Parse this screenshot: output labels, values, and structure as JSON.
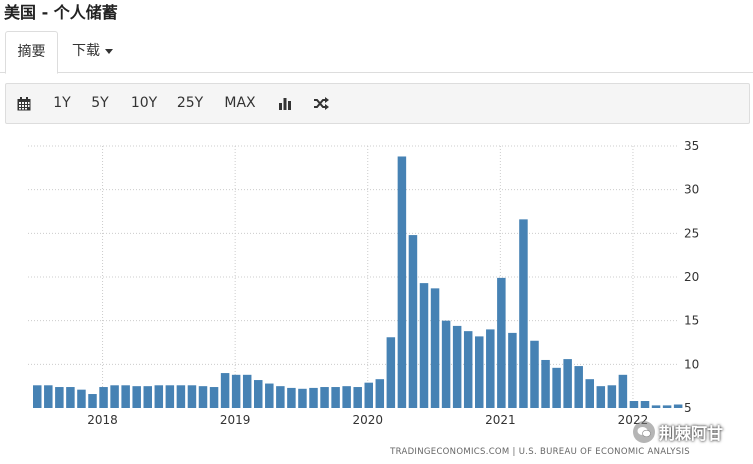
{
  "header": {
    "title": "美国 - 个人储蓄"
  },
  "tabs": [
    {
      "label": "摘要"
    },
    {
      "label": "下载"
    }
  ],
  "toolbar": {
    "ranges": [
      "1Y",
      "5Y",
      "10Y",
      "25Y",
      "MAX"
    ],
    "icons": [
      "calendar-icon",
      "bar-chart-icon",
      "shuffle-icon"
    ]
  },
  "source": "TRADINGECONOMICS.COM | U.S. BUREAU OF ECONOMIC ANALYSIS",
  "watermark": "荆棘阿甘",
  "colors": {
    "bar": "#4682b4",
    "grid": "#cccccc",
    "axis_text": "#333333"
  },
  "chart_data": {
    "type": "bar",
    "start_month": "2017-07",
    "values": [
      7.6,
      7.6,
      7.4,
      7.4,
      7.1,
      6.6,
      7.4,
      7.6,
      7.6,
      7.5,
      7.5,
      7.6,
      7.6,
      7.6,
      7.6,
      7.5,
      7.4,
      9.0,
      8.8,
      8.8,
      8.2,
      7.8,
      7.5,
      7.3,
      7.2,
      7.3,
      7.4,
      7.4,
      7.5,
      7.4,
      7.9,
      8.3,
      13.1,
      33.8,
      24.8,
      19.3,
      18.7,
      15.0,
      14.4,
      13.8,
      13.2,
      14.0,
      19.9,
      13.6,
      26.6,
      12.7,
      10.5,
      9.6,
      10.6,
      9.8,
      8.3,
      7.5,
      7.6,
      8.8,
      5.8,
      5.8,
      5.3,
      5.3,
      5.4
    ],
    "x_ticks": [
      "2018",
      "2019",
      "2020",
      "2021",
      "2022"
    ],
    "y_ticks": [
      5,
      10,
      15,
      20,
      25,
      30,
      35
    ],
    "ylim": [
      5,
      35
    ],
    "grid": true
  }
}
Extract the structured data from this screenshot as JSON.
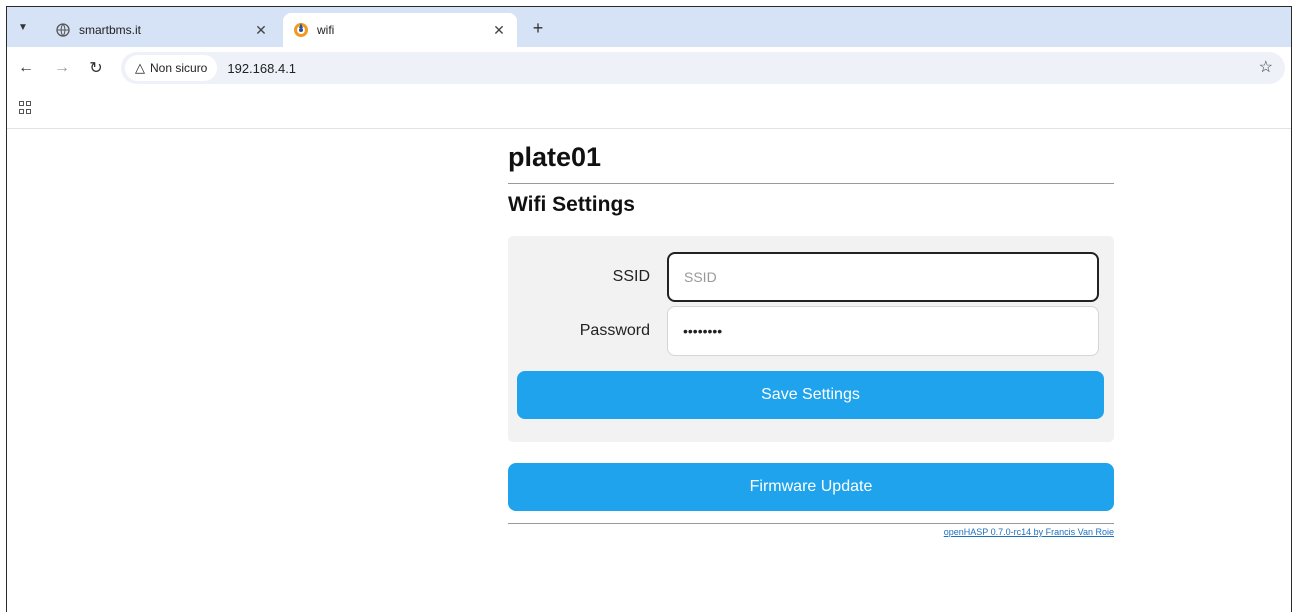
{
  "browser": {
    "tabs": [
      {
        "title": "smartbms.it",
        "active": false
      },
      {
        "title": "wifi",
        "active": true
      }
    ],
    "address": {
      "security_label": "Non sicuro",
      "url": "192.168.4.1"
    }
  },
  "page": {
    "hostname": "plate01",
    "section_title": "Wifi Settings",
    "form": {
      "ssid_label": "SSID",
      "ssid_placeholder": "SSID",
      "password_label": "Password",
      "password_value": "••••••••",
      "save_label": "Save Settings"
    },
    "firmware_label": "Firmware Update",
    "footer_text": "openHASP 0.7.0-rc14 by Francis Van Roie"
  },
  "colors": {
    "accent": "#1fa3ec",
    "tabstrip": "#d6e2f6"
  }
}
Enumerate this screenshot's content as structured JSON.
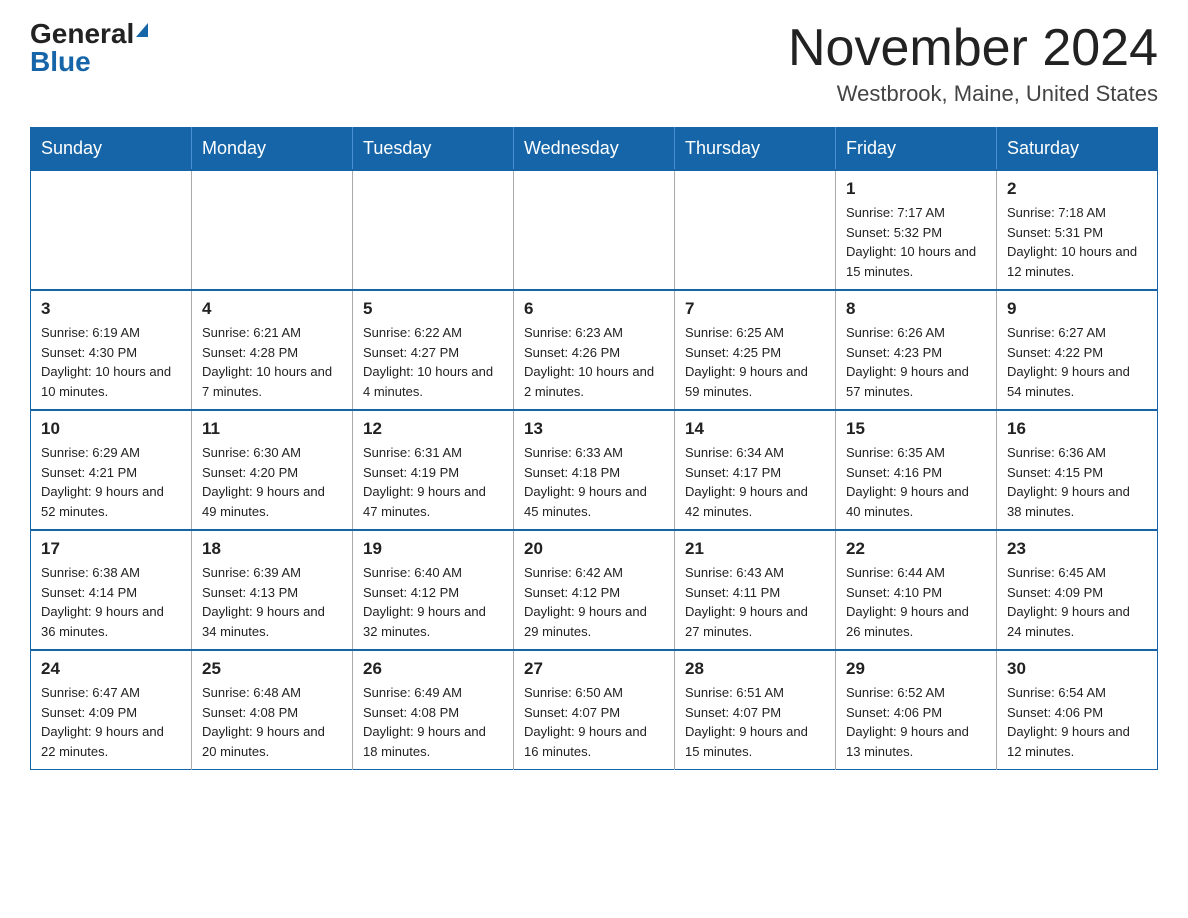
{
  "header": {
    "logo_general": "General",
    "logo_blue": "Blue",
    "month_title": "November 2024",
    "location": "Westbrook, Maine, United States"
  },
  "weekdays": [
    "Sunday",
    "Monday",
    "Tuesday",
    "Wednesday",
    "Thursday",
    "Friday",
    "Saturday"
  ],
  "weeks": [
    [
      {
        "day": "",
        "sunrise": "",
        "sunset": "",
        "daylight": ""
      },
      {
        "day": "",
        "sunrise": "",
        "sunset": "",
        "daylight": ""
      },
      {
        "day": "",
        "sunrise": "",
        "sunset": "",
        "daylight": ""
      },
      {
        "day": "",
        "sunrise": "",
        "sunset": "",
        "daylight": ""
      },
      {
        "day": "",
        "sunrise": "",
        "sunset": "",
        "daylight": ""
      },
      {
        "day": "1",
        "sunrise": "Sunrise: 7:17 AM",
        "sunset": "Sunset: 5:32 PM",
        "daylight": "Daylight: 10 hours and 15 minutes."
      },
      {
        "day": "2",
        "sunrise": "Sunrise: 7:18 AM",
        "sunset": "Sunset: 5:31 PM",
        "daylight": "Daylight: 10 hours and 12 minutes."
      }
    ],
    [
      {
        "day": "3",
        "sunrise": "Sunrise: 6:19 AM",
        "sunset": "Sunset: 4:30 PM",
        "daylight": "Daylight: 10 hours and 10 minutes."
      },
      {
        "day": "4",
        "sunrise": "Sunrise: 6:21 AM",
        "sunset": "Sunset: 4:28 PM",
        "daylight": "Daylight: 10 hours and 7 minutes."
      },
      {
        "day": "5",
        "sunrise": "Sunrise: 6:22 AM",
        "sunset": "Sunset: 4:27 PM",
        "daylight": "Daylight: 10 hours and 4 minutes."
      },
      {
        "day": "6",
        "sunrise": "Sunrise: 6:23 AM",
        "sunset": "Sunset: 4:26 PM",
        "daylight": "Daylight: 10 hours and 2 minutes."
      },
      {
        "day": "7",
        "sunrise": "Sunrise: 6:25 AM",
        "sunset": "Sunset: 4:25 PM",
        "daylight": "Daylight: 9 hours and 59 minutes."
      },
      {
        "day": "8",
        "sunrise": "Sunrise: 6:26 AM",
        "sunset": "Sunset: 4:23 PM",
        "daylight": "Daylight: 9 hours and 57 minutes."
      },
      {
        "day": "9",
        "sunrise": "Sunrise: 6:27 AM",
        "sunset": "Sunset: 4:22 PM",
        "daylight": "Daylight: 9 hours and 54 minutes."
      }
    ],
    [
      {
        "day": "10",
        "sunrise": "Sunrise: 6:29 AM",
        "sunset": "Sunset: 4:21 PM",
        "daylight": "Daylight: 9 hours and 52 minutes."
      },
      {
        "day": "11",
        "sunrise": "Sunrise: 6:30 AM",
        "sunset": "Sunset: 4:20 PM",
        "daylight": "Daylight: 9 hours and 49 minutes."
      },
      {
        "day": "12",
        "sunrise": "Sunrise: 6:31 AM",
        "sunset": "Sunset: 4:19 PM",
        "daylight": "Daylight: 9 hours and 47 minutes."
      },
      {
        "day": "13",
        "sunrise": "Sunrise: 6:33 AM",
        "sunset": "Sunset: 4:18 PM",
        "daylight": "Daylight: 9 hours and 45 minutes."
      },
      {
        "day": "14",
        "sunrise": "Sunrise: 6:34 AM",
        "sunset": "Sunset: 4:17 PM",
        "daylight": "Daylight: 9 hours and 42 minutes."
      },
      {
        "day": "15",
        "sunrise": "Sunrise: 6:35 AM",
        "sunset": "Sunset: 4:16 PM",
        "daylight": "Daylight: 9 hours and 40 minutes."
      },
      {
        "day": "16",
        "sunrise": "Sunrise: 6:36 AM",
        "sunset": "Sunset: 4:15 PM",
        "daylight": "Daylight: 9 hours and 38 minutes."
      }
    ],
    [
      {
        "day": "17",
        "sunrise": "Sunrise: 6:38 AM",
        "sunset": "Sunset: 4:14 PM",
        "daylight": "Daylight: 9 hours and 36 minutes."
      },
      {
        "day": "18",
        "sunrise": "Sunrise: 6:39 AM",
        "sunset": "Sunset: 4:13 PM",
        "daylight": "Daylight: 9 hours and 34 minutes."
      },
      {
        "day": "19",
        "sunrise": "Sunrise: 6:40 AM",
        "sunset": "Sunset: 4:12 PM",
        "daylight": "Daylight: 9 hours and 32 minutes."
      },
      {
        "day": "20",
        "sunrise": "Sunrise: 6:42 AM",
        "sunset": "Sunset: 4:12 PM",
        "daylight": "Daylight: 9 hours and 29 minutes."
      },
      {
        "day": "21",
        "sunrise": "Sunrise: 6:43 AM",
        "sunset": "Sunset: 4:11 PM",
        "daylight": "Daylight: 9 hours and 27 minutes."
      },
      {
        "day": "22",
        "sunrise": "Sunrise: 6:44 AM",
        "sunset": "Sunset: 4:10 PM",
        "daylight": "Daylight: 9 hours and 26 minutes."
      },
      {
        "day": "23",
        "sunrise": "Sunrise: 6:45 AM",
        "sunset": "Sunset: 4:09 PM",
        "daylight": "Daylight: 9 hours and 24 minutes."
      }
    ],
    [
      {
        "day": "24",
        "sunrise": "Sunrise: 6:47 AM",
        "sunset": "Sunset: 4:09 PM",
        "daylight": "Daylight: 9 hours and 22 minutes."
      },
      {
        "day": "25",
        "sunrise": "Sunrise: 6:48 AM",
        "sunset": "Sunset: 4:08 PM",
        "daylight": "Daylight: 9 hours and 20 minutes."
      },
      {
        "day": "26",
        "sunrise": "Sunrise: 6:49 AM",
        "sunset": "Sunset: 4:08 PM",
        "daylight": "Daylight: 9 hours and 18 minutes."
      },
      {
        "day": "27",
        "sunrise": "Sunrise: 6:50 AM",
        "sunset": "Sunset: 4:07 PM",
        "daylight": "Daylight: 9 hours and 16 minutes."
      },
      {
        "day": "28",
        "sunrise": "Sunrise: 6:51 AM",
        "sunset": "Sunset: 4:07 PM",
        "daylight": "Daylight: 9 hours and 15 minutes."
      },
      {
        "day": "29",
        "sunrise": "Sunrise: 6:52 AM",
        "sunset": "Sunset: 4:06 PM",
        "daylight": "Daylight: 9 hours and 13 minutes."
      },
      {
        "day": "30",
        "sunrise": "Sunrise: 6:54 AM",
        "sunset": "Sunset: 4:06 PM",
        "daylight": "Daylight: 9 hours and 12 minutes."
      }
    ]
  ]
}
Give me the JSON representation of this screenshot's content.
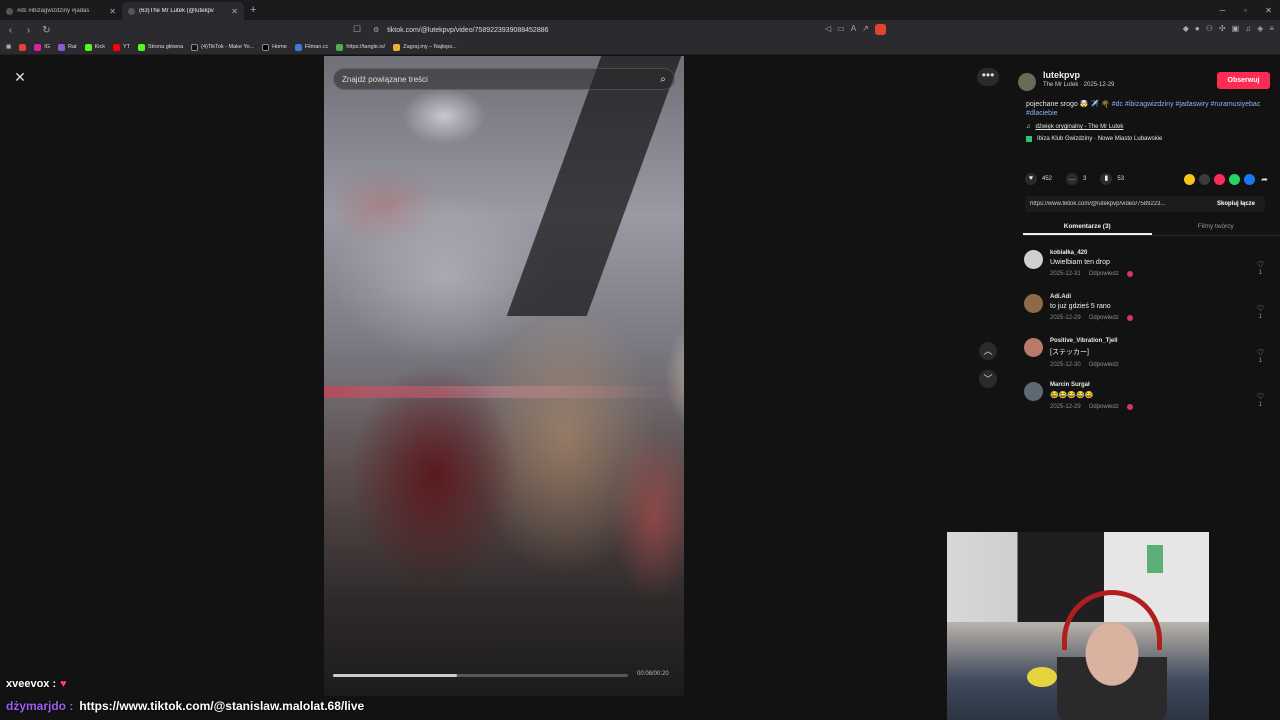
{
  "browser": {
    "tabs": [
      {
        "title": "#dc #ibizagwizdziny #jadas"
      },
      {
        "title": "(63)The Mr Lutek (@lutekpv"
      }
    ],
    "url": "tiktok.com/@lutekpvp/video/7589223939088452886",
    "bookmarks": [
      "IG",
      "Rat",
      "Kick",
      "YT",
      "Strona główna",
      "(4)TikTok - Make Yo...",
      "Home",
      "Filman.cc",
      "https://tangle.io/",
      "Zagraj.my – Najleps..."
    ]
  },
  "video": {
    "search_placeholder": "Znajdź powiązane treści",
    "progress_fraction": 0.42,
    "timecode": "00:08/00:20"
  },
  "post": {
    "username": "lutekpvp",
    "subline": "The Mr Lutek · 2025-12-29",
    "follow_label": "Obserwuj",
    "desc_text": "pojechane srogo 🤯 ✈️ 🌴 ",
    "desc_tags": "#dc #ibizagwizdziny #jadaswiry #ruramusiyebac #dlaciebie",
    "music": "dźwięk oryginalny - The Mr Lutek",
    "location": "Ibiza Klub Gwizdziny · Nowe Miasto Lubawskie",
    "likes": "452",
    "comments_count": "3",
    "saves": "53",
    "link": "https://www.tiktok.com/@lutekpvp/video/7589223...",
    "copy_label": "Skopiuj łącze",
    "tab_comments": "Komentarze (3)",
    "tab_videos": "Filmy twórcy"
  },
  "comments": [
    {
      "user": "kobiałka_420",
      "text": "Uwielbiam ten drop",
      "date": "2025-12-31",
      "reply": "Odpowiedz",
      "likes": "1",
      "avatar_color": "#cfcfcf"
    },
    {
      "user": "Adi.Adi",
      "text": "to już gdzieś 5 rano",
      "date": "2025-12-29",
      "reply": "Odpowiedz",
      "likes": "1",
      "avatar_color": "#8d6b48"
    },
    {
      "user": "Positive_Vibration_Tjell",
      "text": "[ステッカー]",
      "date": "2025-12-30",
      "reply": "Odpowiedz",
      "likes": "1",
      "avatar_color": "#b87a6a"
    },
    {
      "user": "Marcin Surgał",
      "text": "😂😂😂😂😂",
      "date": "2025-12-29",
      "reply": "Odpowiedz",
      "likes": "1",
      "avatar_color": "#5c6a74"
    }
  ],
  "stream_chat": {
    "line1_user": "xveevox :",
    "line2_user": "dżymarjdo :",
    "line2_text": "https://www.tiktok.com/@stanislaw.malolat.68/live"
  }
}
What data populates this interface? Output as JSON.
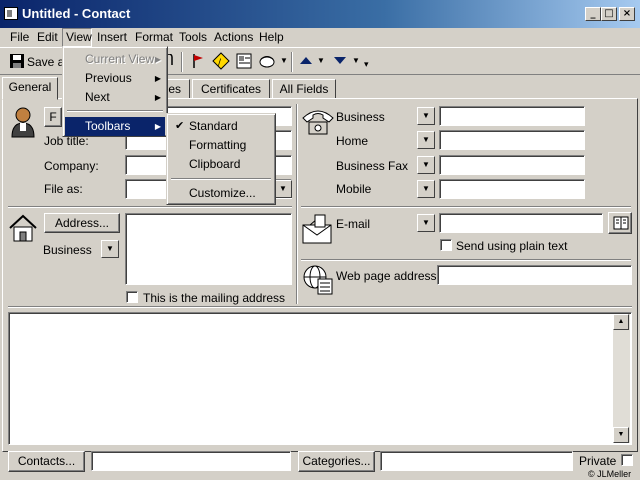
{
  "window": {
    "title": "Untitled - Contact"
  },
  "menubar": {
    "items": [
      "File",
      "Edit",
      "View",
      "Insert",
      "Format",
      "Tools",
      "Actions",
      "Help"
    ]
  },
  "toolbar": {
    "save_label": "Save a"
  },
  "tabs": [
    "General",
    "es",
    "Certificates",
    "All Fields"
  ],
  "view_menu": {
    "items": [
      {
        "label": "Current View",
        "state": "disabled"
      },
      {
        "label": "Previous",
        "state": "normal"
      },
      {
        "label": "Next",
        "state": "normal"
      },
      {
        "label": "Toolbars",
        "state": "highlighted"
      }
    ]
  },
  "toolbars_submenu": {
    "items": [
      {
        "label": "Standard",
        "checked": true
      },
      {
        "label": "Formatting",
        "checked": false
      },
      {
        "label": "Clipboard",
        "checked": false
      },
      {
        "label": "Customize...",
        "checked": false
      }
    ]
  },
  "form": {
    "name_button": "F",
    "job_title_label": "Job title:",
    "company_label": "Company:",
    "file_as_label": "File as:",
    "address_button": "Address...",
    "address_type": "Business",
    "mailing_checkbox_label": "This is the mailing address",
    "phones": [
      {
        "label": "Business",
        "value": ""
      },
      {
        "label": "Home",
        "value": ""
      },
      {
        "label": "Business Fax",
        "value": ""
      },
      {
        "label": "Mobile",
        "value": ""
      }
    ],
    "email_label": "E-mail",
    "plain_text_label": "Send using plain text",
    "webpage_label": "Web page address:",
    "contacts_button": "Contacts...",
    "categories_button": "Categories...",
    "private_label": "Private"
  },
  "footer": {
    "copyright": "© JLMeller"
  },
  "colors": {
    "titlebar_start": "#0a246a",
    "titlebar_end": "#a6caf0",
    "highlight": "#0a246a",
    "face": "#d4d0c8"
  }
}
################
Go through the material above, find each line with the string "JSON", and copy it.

Parse this screenshot: output labels, values, and structure as JSON.
Extract the structured data from this screenshot as JSON.
Enumerate this screenshot's content as structured JSON.
Give me the JSON representation of this screenshot's content.
What data populates this interface? Output as JSON.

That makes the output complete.